By Matt Vallone, Director of Research & Analysis, & Shane Mason, Senior Market Analyst
Main Story – FY 2018 Budget Debate Begins in Earnest
There will be debate in both chambers this week on a budget for FY 2018, five or six months after the normal time when budgets are considered on the floor. In order to update the state of affairs relative to the expectations embedded in regular budget order, we’ve decided to post an updated version of our table from February. Basically, we are now one month into the Fiscal Year and roughly where you’d expect Congress to have been in May. That may overstate the progress that will be made this week as, while the House will pass their budget resolution on the floor this week, the Senate is unlikely to pass its budget until the week of October 16th. Even after that, the two documents will be markedly different and will require a Conference Committee to hammer out differences, pushing substantive consideration of tax reform until further into October. While the tax reform debate will certainly be interesting to watch, the impact on aerospace and defense funding is likely to be that no major negotiations on appropriations is likely to begin while tax reform is dominating the conversation. This means that there will be less time available prior to the December 8th deadline to get a deal, and increases the odds of an additional CR to push a funding debate into 2018.
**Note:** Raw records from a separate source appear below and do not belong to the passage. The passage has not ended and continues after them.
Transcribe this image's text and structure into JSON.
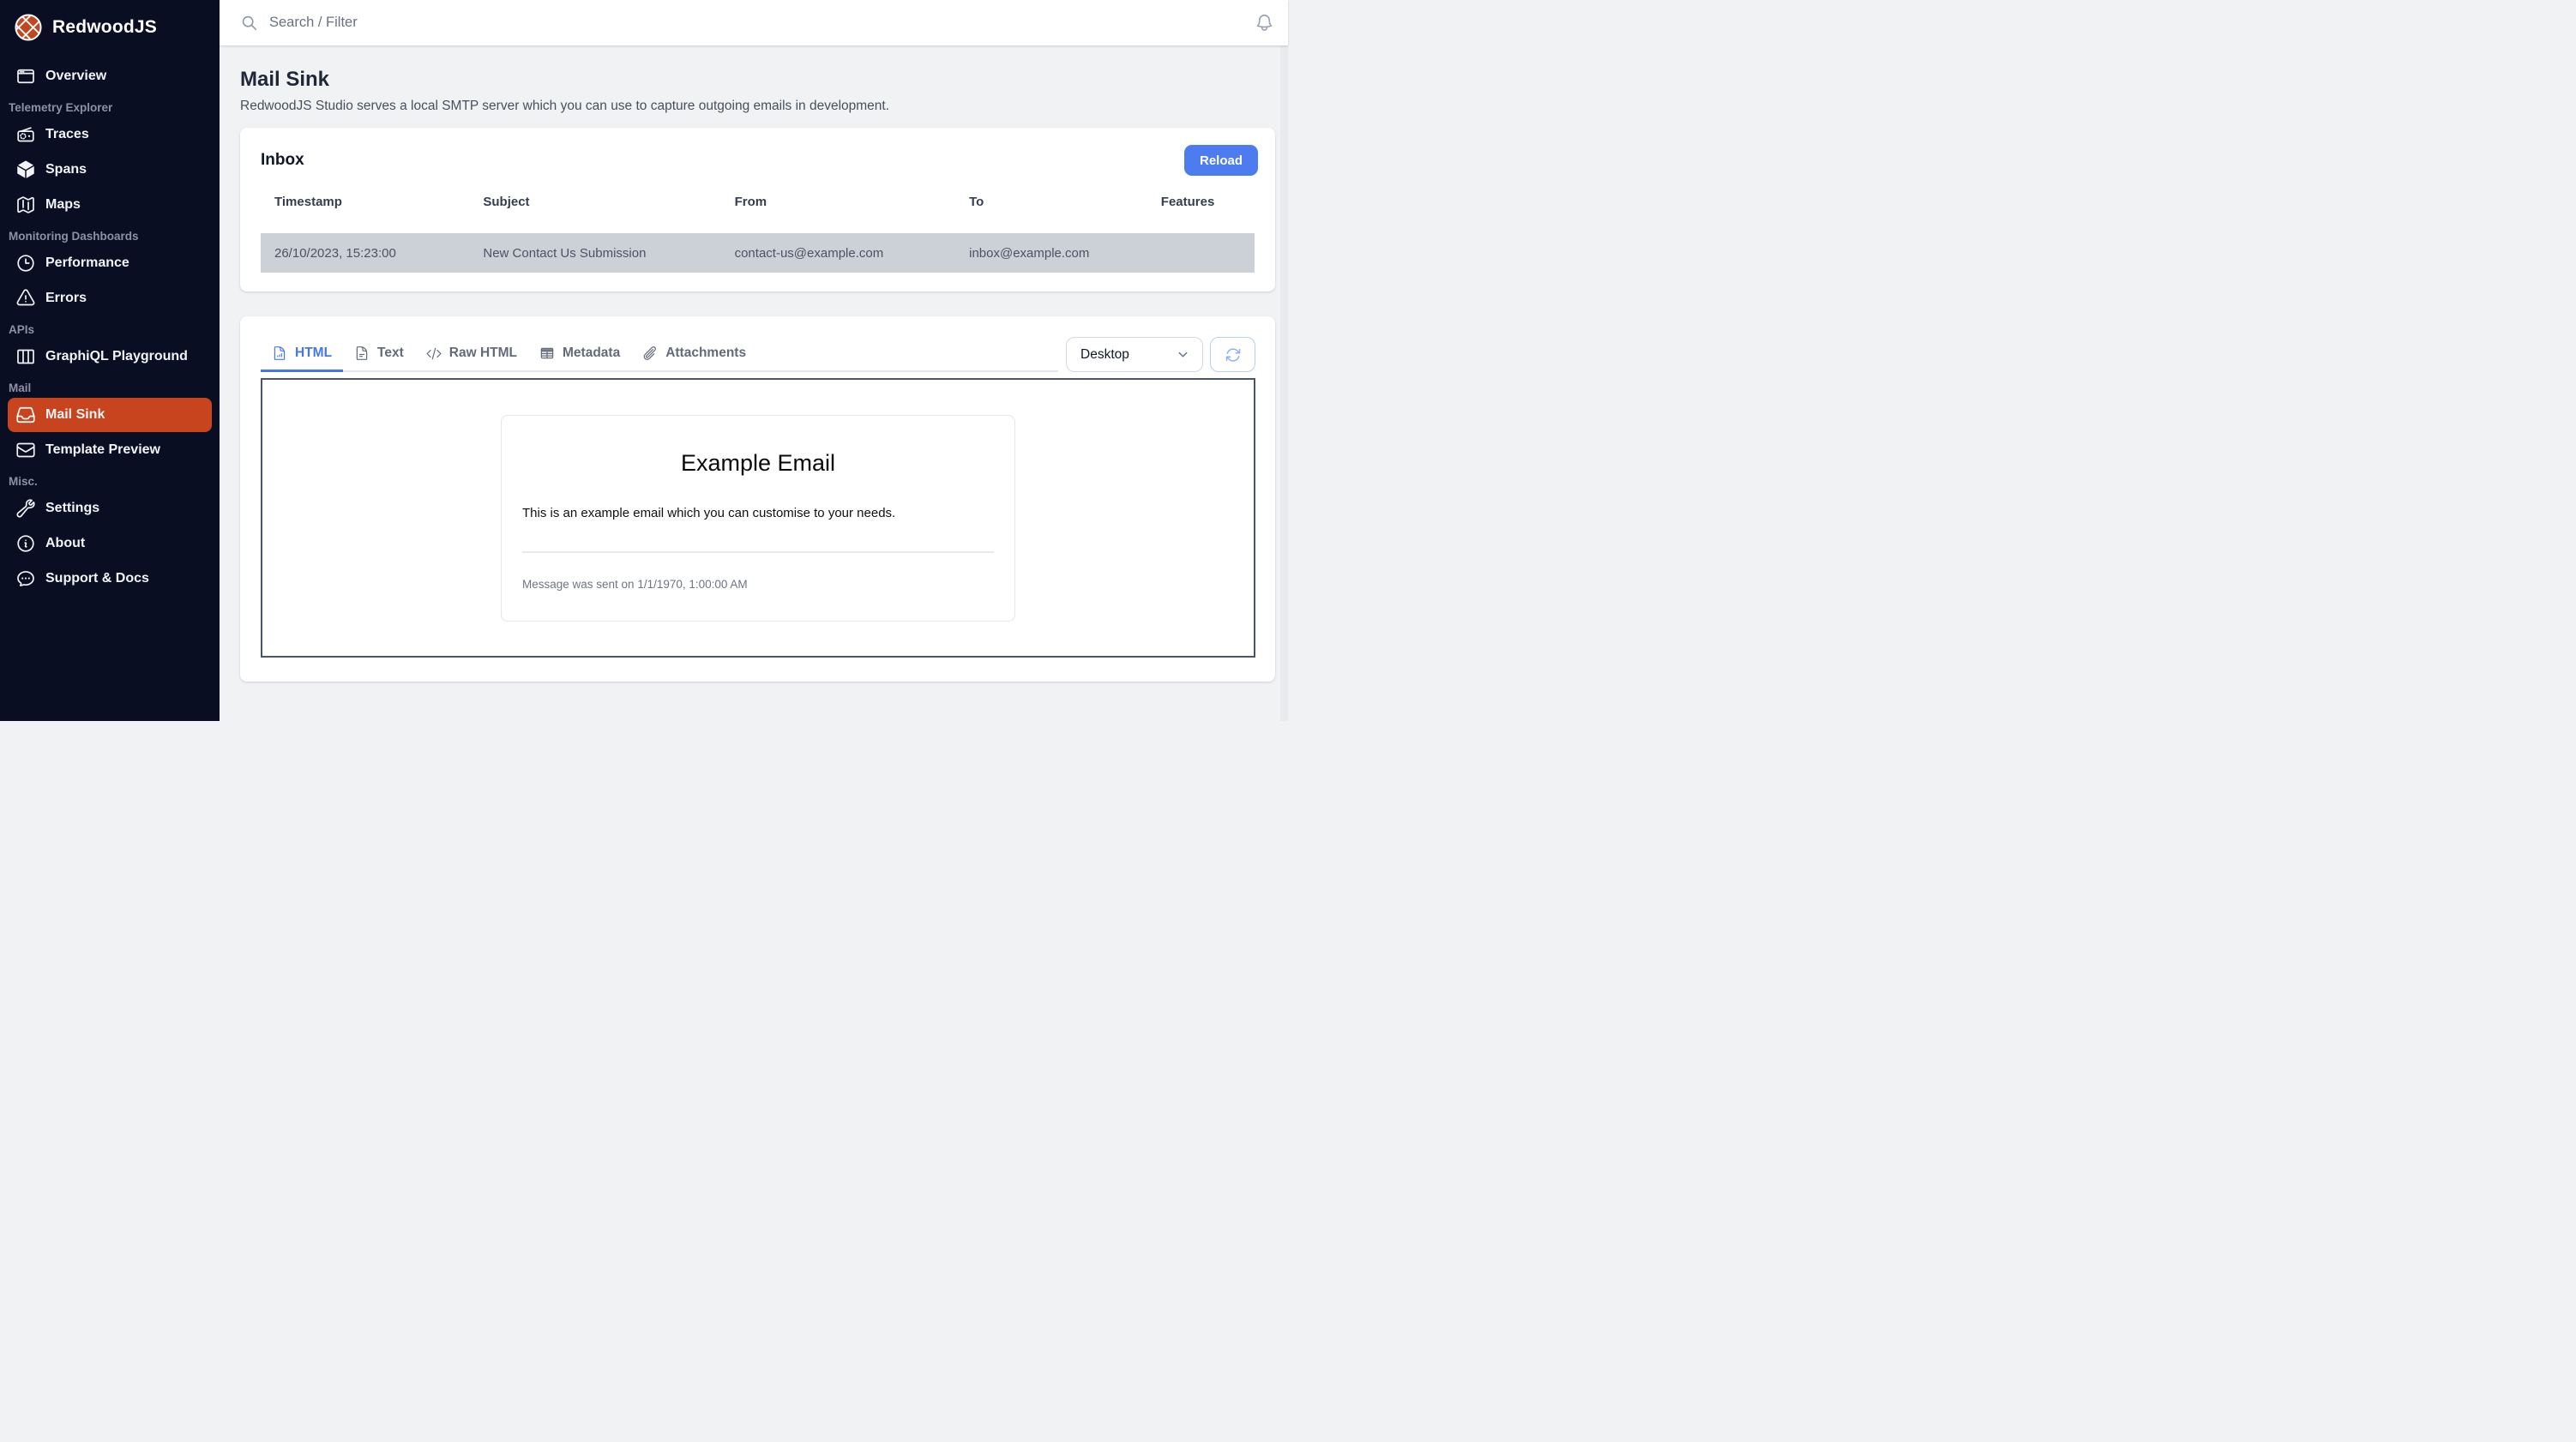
{
  "app": {
    "brand": "RedwoodJS"
  },
  "topbar": {
    "search_placeholder": "Search / Filter"
  },
  "sidebar": {
    "sections": {
      "telemetry": "Telemetry Explorer",
      "monitoring": "Monitoring Dashboards",
      "apis": "APIs",
      "mail": "Mail",
      "misc": "Misc."
    },
    "items": {
      "overview": "Overview",
      "traces": "Traces",
      "spans": "Spans",
      "maps": "Maps",
      "performance": "Performance",
      "errors": "Errors",
      "graphiql": "GraphiQL Playground",
      "mail_sink": "Mail Sink",
      "template_preview": "Template Preview",
      "settings": "Settings",
      "about": "About",
      "support": "Support & Docs"
    }
  },
  "page": {
    "title": "Mail Sink",
    "subtitle": "RedwoodJS Studio serves a local SMTP server which you can use to capture outgoing emails in development."
  },
  "inbox": {
    "title": "Inbox",
    "reload_label": "Reload",
    "columns": {
      "timestamp": "Timestamp",
      "subject": "Subject",
      "from": "From",
      "to": "To",
      "features": "Features"
    },
    "rows": [
      {
        "timestamp": "26/10/2023, 15:23:00",
        "subject": "New Contact Us Submission",
        "from": "contact-us@example.com",
        "to": "inbox@example.com",
        "features": ""
      }
    ]
  },
  "viewer": {
    "tabs": {
      "html": "HTML",
      "text": "Text",
      "raw_html": "Raw HTML",
      "metadata": "Metadata",
      "attachments": "Attachments"
    },
    "device_selector": {
      "value": "Desktop"
    },
    "email": {
      "title": "Example Email",
      "body": "This is an example email which you can customise to your needs.",
      "sent_note": "Message was sent on 1/1/1970, 1:00:00 AM"
    }
  },
  "colors": {
    "sidebar_bg": "#0a0e23",
    "active_nav_orange": "#c8441f",
    "brand_orange": "#bf4722",
    "accent_blue": "#4c7cf0",
    "selected_row_gray": "#ccd0d7",
    "content_bg": "#f1f2f4"
  }
}
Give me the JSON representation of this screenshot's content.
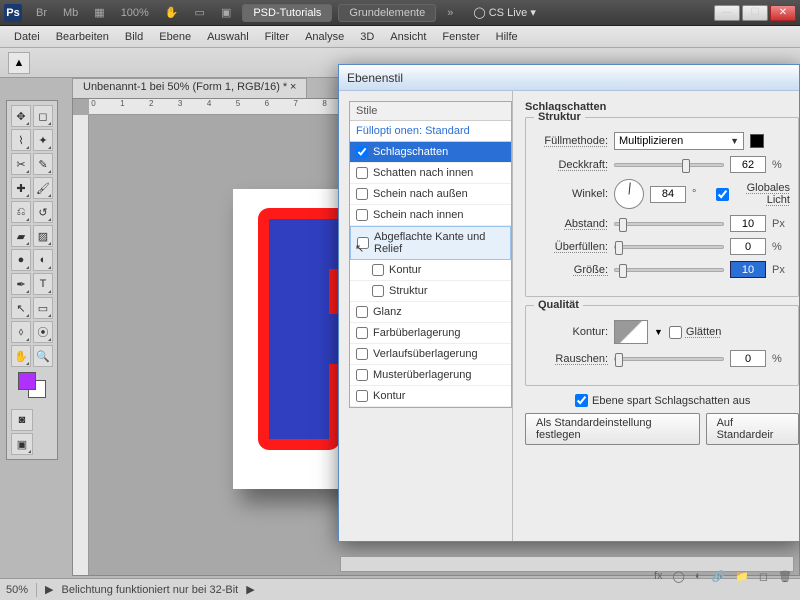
{
  "appbar": {
    "logo": "Ps",
    "br": "Br",
    "mb": "Mb",
    "zoom": "100%",
    "tutorials": "PSD-Tutorials",
    "grundel": "Grundelemente",
    "cslive": "CS Live"
  },
  "menu": [
    "Datei",
    "Bearbeiten",
    "Bild",
    "Ebene",
    "Auswahl",
    "Filter",
    "Analyse",
    "3D",
    "Ansicht",
    "Fenster",
    "Hilfe"
  ],
  "doctab": "Unbenannt-1 bei 50% (Form 1, RGB/16) *",
  "statusbar": {
    "zoom": "50%",
    "msg": "Belichtung funktioniert nur bei 32-Bit"
  },
  "dialog": {
    "title": "Ebenenstil",
    "styles_header": "Stile",
    "fill_options": "Füllopti onen: Standard",
    "styles": [
      {
        "label": "Schlagschatten",
        "checked": true,
        "selected": true
      },
      {
        "label": "Schatten nach innen",
        "checked": false
      },
      {
        "label": "Schein nach außen",
        "checked": false
      },
      {
        "label": "Schein nach innen",
        "checked": false
      },
      {
        "label": "Abgeflachte Kante und Relief",
        "checked": false,
        "hover": true
      },
      {
        "label": "Kontur",
        "checked": false,
        "sub": true
      },
      {
        "label": "Struktur",
        "checked": false,
        "sub": true
      },
      {
        "label": "Glanz",
        "checked": false
      },
      {
        "label": "Farbüberlagerung",
        "checked": false
      },
      {
        "label": "Verlaufsüberlagerung",
        "checked": false
      },
      {
        "label": "Musterüberlagerung",
        "checked": false
      },
      {
        "label": "Kontur",
        "checked": false
      }
    ],
    "section_title": "Schlagschatten",
    "struktur": {
      "legend": "Struktur",
      "fuellmethode_label": "Füllmethode:",
      "fuellmethode_value": "Multiplizieren",
      "deckkraft_label": "Deckkraft:",
      "deckkraft_value": "62",
      "deckkraft_unit": "%",
      "winkel_label": "Winkel:",
      "winkel_value": "84",
      "winkel_unit": "°",
      "global_label": "Globales Licht",
      "abstand_label": "Abstand:",
      "abstand_value": "10",
      "abstand_unit": "Px",
      "ueberfuellen_label": "Überfüllen:",
      "ueberfuellen_value": "0",
      "ueberfuellen_unit": "%",
      "groesse_label": "Größe:",
      "groesse_value": "10",
      "groesse_unit": "Px"
    },
    "qualitaet": {
      "legend": "Qualität",
      "kontur_label": "Kontur:",
      "glaetten_label": "Glätten",
      "rauschen_label": "Rauschen:",
      "rauschen_value": "0",
      "rauschen_unit": "%"
    },
    "spare_label": "Ebene spart Schlagschatten aus",
    "btn_default": "Als Standardeinstellung festlegen",
    "btn_reset": "Auf Standardeir"
  },
  "colors": {
    "fg": "#b030ff",
    "bg": "#ffffff",
    "letter_fill": "#2f3fbf",
    "letter_stroke": "#ff1a1a"
  }
}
While the level of defense spending in the budget is likely to generate less controversy than the tax reform reconciliation instructions, it is still worth considering the two proposals. Note that these proposals don’t dive beneath a distinction between ‘defense’ and ‘nondefense’ spending, meaning ‘defense’ spending here will include functions outside of the Department of Defense. The exact values for the Department of Defense will only eventually show up in the formal appropriations process (in the Department of Defense bill and the Military Construction-Veterans Affairs bill).
The Senate budget adheres to the BCA for its defense toplines (though it provides increased spending with OCO) to get to a total of $626 billion in FY 2018. However, over time OCO fades away but the base budget grows steadily throughout the period to a total of $6.3 trillion on defense through FY 2027. The House version removes the BCA caps for defense, which results in a major increase in defense spending both in the near term and throughout the window. In FY 2018, defense spending would receive $622 billion plus an additional $87 billion in OCO. OCO winds down more slowly and the defense ramp up continues through FY 2027, resulting in total defense spending of $7.3 trillion over the ten-year window. These figures are drawn from summary tables available here (Senate) and here (House).
House Activity – The House will consider a variety of suspension bills before working to pass a budget in the latter half of the week.
Senate Activity – The Senate will work through nominations this week and may consider legislation related to stabilization of the individual insurance markets should Senators Lamar Alexander (R-TN) and Patty Murray (D-WA) reach an agreement. On Monday they confirmed FCC Chairman Ajit Pai to another term.
- SASC – 10/3 ‘Political and Security Situation in Afghanistan’, Full Committee Hearing, SD-G50 Dirksen, 10am
- HASC – 10/3 ‘Securing the Peace After the Fall of ISIL’, Full Committee Hearing, 2212 Rayburn, 330pm
- HAC-D – No hearing scheduled
- SAC-D – No hearing scheduled
Washington Activity Round-Up
Avascent Analytics, in partnership with the Canadian Association of Defence and Security Industries, will be hosting a free data-driven presentation on the Indian defense market. The goal of the Webinar will be to:
- Outline the budgetary dynamics that shape Indian defense investment, with a particular focus on issues like currency fluctuation and MoD returns to the treasury that tend to influence the ability of the Indian armed forces to modernize by importing equipment from abroad
- Provide an overview of opportunities in India and how they may be influenced by existing programmatic priorities and budget dynamics as they unfold over the next 5-10 years;
- Discuss the competitive landscape among suppliers to the Indian MoD, focusing on the positions of companies that tend to draw on the Canadian supply chain relative to Russian, French, Israeli, and local suppliers;
- Discuss the factors that can influence a firm’s approach to the Indian market, like the high expectation of indigenous industrial participation, technology transfer, Make in India policies, and so on.
The presentation will take place in a 45-minute briefing, followed by a 15 minutes question and answer period. Avascent will distribute the briefing materials to attendees following the conclusion of the presentation.
The CBO has released a review of its Economic Forecasting Record this week. This document looks at CBO’s recent performance as a forecaster relative to Blue Chip firm consensus. The primary takeaways are that CBO has, in the recent past, been a bit too optimistic on wage and interest rate growth and, in a related pattern, overestimated existing economic trends. Full report here.
There are two GAO reports for the Department of Defense. The first looks at defense health reform, in particular moving administration of military treatment facilities into the DHA. The implementation plan for this transfer is due by March 1, 2018 but from this report it seems like there is still quite a ways to go if the Department wants to achieve the savings it has claimed it will from this transition. The second report looks at how well DoD is managing its defense supply chain. In particular it examines whether DoD has enough information to proactively address risks from single sources of supply. GAO concluded that while DoD has done quite a bit of work in identifying major programs with critical components provided by a single source, but does not have a clear plan to respond to the loss of a supplier and has not attempted to identify what the operational impact might be if suppliers were no longer available. Full report available here.
For more information about this Political Report, contact firstname.lastname@example.org.